irb(main):008:0> Book.first.tags << "finance"
  Book Load (0.3ms)  SELECT "books".* FROM "books" ORDER BY "books"."id" ASC LIMIT $1  [["LIMIT", 1]]
=> ["business", "startup", "management", "finance"]
irb(main):009:0> Book.first.save!
  Book Load (0.3ms)  SELECT "books".* FROM "books" ORDER BY "books"."id" ASC LIMIT $1  [["LIMIT", 1]]
=> true
irb(main):010:0> Book.first.tags
  Book Load (0.3ms)  SELECT "books".* FROM "books" ORDER BY "books"."id" ASC LIMIT $1  [["LIMIT", 1]]
=> ["business", "startup", "management"]
Enter fullscreen mode Exit fullscreen mode

If you want to use raw SQL, you can check to the official documentation.

5. Query

Let say we want to search every single Book that have tags management:

# This is valid
irb(main):011:0> Book.where("'management' = ANY (tags)")

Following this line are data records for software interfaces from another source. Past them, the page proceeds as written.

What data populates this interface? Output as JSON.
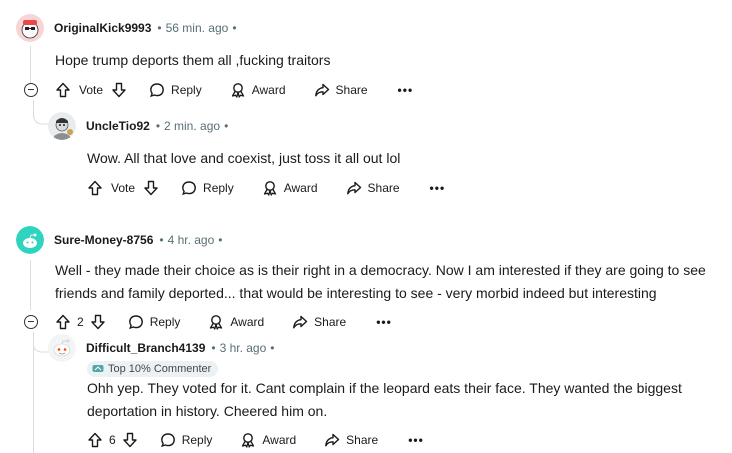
{
  "comments": [
    {
      "author": "OriginalKick9993",
      "time": "56 min. ago",
      "body": "Hope trump deports them all ,fucking traitors",
      "actions": {
        "vote_label": "Vote",
        "reply": "Reply",
        "award": "Award",
        "share": "Share",
        "more": "•••"
      }
    },
    {
      "author": "UncleTio92",
      "time": "2 min. ago",
      "body": "Wow. All that love and coexist, just toss it all out lol",
      "actions": {
        "vote_label": "Vote",
        "reply": "Reply",
        "award": "Award",
        "share": "Share",
        "more": "•••"
      }
    },
    {
      "author": "Sure-Money-8756",
      "time": "4 hr. ago",
      "body_lines": [
        "Well - they made their choice as is their right in a democracy. Now I am interested if they are going to see",
        "friends and family deported... that would be interesting to see - very morbid indeed but interesting"
      ],
      "actions": {
        "vote_count": "2",
        "reply": "Reply",
        "award": "Award",
        "share": "Share",
        "more": "•••"
      }
    },
    {
      "author": "Difficult_Branch4139",
      "time": "3 hr. ago",
      "badge": "Top 10% Commenter",
      "body_lines": [
        "Ohh yep. They voted for it. Cant complain if the leopard eats their face. They wanted the biggest",
        "deportation in history. Cheered him on."
      ],
      "actions": {
        "vote_count": "6",
        "reply": "Reply",
        "award": "Award",
        "share": "Share",
        "more": "•••"
      }
    }
  ],
  "meta_sep": "•"
}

# This is more secure
irb(main):012:0> Book.where(":tags = ANY (tags)", tags: 'management')

# This is also valid
irb(main):013:0> Book.where("tags @> ?", "{management}")
Enter fullscreen mode Exit fullscreen mode

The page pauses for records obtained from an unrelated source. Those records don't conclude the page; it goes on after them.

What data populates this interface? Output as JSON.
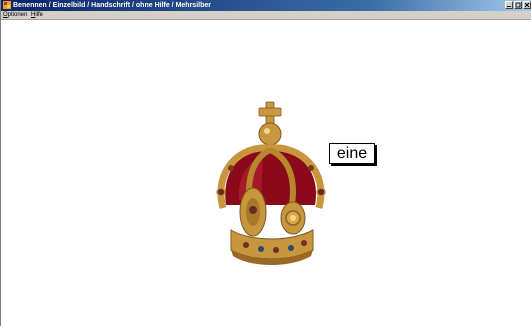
{
  "window": {
    "title": "Benennen / Einzelbild / Handschrift / ohne Hilfe / Mehrsilber"
  },
  "menubar": {
    "items": [
      {
        "label": "Optionen",
        "underline": "O"
      },
      {
        "label": "Hilfe",
        "underline": "H"
      }
    ]
  },
  "main": {
    "image_subject": "crown-image",
    "word_card": "eine"
  },
  "colors": {
    "titlebar_start": "#0a246a",
    "titlebar_end": "#a6caf0",
    "crown_velvet": "#8b0a1a",
    "crown_gold": "#c8963c"
  }
}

What if we want to search every single book that DO NOT HAVE tags management:

irb(main):013:0> Book.where.not("tags @> ?", "{management}")
Enter fullscreen mode Exit fullscreen mode

You can see the operators and their description in the official documentation.

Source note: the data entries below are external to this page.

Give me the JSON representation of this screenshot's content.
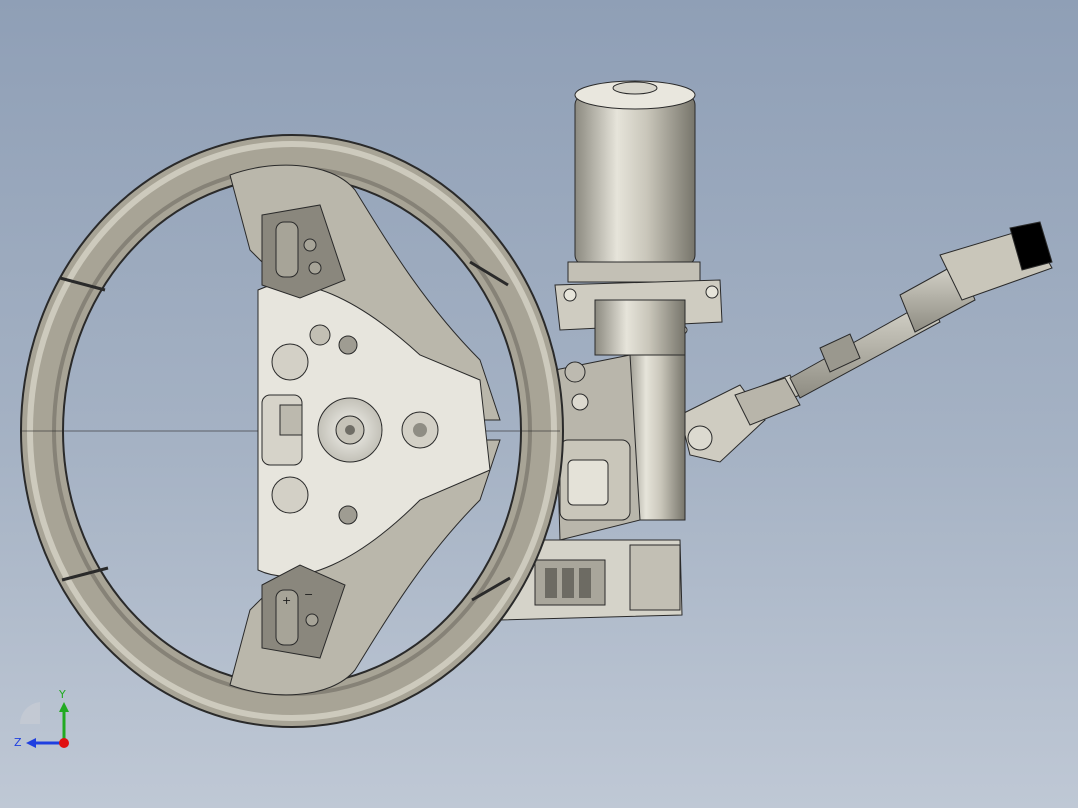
{
  "view": {
    "background_top": "#8f9fb6",
    "background_bottom": "#bfc8d5"
  },
  "model": {
    "parts": [
      "steering-wheel",
      "steering-column",
      "electric-motor",
      "intermediate-shaft",
      "universal-joint",
      "ecu-module"
    ],
    "wheel_button_labels": [
      "+",
      "−",
      "+",
      "−"
    ]
  },
  "triad": {
    "y_label": "Y",
    "z_label": "Z",
    "y_color": "#22aa22",
    "z_color": "#1f3fe0",
    "x_color": "#e01010"
  }
}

Now, what if we want to search book that contain multiple tags, like management and startup:

# This is valid
irb(main):014:0> Book.where("tags @> ARRAY[?]::varchar[]", ["management", "startup"])

# This is valid
irb(main):015:0> Book.where("tags &&  ?", "{management,startup}")

# If you use where.not, you basically search for all that do not contain the parameter given.
Enter fullscreen mode Exit fullscreen mode

Now what if we want to search all book that have rating more than 3:

irb(main):016:0> Book.where("array_length(ratings, 1) >= 3")
Enter fullscreen mode Exit fullscreen mode

How about making our search a little bit more robust and supporting pattern matching:

# %gem% is manaGEMent 
irb(main):017:0> Book.where("array_to_string(tags, '||') LIKE :tags", tags: "%gem%")
Enter fullscreen mode Exit fullscreen mode

You can see all the operators and functions and their description in the official documentation.

6. Final Word

That's all from me. I'll update if I find something interesting.

source: myself and extract from many articles

Discussion (0)

pic
Editor guide